President Dean serves as the interim chancellor of USNH while the board of trustees considers options for filling the chancellor’s position. State statute requires USNH to operate a “well-coordinated system of higher education.” That coordination benefits USNH’s students, employees and the state. The campus presidents work closely on decision-making for the system. In his role as interim-chancellor, Pres. Dean is responsible for chairing the President’s Council, and serving as the primary spokesperson for USNH to the board of trustees and the state.

How do you ensure that both liberal and conservative students feel comfortable expressing their opinions and concerns?
UNH is committed to steadfastly supporting free speech. In recent years we have hosted speakers from across the political spectrum, including events with Turning Point USA.

New Hampshire is a “purple” state. Our students come from families with varying political backgrounds, and they are developing their own opinions about politics.
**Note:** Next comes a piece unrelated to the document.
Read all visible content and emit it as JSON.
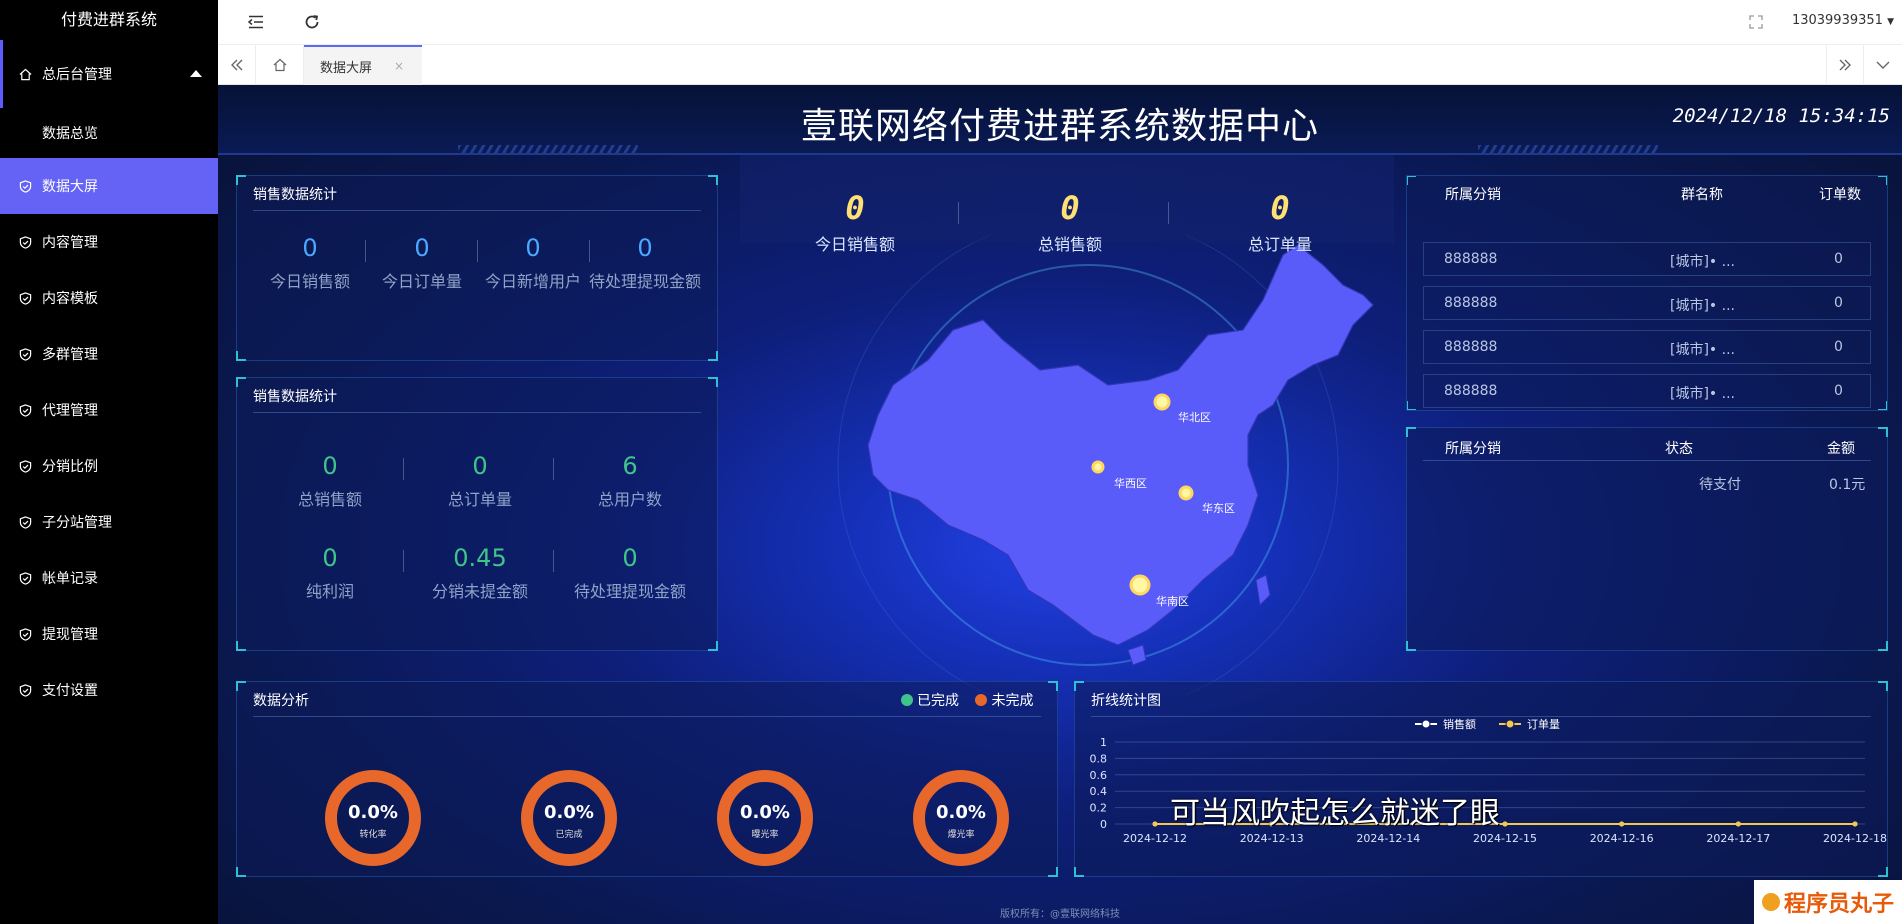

Our responsibility is to create opportunities for students to consider a broad range of ideas and make their own decisions. We do that by ensuring free expression.

Here are a couple of resources that may answer questions and provide resources about free speech, political activity and public advocacy for faculty and staff:

Is anything being done to increase state funding for UNH?
The University System of New Hampshire has requested increases in state support for the USNH operating budget. As interim-chancellor, Pres. Dean has been meeting regularly with the governor and lawmakers discuss the need for more state support. The state legislature is in the early stages of its budget deliberations, and a final state budget is expected in July 2023.

What is your plan to help increase funding within the performing arts/visual arts program at the university?
In his 2023 State of the University address, President Dean highlighted that UNH received a generous gift from YAS Foundation, which will establish the Nossrat Yassini Poetry Festival, a UNH poet-in-residence position and a graduate student scholarship in poetry. Supporters of the arts are also encouraged to contribute through the Giving to UNH website, where donations can be directed within the College of Liberal Arts.